* _Your objective_: Read through the data and report every line in which the word "JSON" occurs.
Start of Given data
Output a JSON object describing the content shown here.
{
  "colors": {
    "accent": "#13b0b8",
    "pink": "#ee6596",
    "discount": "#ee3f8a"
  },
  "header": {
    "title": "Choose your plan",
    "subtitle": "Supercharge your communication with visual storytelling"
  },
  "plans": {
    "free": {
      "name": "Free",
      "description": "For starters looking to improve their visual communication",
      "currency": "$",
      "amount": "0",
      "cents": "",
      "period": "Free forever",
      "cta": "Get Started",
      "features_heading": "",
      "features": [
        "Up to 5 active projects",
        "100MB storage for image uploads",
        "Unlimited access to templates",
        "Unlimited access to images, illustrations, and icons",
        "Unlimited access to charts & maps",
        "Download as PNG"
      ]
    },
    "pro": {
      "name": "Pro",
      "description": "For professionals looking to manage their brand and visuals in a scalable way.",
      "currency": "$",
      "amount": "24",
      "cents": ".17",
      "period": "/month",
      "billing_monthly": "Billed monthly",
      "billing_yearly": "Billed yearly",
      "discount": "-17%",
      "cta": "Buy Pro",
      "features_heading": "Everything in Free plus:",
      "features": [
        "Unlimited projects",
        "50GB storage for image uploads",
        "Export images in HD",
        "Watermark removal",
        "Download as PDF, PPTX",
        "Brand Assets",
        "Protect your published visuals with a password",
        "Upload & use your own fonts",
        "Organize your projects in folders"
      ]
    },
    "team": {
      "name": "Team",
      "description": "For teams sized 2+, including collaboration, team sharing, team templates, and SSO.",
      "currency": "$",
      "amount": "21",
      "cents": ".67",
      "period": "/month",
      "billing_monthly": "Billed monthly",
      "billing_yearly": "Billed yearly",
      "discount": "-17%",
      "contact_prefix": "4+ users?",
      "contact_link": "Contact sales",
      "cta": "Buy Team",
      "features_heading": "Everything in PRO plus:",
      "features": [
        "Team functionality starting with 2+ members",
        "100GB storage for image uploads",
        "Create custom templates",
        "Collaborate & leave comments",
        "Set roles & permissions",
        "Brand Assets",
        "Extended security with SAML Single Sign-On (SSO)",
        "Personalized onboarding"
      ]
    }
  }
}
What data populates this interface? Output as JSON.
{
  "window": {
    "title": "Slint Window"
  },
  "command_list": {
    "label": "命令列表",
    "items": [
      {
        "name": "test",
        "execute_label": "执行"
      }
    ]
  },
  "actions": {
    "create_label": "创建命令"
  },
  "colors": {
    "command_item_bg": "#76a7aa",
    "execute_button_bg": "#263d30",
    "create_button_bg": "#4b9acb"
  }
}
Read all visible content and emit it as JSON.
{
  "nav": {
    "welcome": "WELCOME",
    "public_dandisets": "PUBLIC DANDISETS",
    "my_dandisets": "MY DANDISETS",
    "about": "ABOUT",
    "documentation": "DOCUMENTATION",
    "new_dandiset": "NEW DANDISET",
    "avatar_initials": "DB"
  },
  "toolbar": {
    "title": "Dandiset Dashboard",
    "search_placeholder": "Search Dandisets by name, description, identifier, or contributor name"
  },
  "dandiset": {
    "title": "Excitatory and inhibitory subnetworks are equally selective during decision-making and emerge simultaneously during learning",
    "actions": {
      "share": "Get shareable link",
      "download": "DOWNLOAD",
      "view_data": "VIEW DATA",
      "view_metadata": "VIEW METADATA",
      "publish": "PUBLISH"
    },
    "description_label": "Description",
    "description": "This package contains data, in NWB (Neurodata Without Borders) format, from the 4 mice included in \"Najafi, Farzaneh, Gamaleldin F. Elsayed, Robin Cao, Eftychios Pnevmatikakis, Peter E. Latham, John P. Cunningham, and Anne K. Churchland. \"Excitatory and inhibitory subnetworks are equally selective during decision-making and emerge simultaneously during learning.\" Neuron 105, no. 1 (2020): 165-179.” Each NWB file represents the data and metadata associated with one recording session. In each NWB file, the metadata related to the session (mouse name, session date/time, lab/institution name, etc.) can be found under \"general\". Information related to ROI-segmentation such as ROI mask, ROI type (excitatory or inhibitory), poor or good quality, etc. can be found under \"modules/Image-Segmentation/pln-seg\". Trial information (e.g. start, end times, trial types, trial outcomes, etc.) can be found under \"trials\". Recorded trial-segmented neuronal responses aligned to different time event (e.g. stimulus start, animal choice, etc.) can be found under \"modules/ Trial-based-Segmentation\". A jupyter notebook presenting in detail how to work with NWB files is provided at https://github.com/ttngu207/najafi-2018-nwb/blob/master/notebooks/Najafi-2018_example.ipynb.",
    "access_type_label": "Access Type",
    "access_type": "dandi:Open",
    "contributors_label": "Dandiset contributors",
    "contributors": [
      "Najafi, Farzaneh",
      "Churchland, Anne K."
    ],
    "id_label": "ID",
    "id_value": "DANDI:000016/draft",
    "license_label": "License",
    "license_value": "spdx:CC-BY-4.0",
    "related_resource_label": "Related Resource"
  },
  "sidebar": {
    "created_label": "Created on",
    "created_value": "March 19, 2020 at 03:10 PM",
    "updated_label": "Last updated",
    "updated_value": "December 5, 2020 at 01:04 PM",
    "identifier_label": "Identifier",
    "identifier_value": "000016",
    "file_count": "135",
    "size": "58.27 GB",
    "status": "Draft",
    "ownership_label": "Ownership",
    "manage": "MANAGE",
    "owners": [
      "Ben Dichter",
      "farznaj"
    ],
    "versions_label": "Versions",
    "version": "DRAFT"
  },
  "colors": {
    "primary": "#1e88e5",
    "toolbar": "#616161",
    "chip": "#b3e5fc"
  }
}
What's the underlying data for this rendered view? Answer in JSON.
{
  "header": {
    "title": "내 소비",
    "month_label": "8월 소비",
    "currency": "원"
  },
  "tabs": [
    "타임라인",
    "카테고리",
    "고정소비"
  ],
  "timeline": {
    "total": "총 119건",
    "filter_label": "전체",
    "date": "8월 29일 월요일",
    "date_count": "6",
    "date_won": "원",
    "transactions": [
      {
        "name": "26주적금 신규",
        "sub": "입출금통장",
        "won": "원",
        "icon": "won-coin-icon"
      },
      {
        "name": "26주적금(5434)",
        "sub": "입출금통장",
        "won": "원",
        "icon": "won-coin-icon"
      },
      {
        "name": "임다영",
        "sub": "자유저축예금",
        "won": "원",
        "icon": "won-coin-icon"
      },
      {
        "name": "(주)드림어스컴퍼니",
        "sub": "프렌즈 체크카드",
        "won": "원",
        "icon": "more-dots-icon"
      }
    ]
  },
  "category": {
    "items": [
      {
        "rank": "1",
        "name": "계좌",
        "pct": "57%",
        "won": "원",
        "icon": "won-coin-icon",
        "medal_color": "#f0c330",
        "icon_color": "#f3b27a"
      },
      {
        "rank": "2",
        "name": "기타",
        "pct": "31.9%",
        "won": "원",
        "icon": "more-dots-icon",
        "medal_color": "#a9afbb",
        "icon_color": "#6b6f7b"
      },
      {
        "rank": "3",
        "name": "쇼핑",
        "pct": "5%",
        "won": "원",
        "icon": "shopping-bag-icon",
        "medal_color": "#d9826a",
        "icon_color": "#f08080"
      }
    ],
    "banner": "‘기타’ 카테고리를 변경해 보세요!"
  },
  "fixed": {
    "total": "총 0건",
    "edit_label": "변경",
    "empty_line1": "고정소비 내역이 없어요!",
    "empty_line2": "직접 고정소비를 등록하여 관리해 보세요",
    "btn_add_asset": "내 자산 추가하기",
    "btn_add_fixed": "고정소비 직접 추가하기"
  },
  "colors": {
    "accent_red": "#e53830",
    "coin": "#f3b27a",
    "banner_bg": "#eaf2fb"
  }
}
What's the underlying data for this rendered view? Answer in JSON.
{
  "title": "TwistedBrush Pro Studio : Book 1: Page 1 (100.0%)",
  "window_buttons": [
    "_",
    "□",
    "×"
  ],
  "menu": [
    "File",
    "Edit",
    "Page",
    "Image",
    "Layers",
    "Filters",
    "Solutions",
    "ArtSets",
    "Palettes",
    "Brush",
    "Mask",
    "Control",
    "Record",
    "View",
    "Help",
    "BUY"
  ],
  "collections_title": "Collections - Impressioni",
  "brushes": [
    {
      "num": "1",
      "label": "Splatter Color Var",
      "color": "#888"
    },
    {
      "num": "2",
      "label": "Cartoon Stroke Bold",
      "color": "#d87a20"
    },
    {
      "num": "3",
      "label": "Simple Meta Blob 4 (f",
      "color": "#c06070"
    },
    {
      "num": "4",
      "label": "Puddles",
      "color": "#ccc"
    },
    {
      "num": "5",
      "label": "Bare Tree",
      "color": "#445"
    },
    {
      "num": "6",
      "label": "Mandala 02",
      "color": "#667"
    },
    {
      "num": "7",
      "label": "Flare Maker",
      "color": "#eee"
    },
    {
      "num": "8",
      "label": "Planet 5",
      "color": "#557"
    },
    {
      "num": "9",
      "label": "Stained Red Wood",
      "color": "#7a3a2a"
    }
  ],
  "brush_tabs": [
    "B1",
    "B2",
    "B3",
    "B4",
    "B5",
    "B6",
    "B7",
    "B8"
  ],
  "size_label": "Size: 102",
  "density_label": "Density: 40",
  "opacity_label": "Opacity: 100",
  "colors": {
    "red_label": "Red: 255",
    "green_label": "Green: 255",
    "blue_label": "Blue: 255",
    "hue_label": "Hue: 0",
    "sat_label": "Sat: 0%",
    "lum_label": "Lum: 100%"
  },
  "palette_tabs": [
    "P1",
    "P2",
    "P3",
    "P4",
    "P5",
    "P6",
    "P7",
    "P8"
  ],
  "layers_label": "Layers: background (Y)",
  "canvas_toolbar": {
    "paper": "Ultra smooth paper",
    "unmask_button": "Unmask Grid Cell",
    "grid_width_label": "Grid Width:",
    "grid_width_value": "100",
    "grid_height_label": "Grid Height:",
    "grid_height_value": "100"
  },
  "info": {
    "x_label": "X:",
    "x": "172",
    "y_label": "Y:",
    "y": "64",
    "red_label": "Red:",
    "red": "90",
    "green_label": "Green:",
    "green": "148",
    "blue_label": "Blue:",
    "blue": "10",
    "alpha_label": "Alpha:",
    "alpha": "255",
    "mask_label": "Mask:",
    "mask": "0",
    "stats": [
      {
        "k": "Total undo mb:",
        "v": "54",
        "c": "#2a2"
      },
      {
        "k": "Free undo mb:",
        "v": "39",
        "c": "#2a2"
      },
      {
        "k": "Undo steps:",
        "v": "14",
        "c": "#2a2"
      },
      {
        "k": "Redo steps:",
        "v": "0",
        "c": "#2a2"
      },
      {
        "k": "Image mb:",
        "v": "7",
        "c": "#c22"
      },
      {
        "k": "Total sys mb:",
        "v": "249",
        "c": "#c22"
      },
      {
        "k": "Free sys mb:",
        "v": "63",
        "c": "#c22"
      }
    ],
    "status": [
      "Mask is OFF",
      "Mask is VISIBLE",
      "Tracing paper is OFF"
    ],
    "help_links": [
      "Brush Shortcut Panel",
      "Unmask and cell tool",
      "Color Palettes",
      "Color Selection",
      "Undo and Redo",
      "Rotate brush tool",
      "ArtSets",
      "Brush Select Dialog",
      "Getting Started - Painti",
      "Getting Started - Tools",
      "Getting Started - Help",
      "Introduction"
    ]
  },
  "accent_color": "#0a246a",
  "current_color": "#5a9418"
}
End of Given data
* _Problem solution_:
Output a JSON object describing the content shown here.
What data populates this interface? Output as JSON.
Read all visible content and emit it as JSON.
What's the underlying data for this rendered view? Answer in JSON.
What's the underlying data for this rendered view? Answer in JSON.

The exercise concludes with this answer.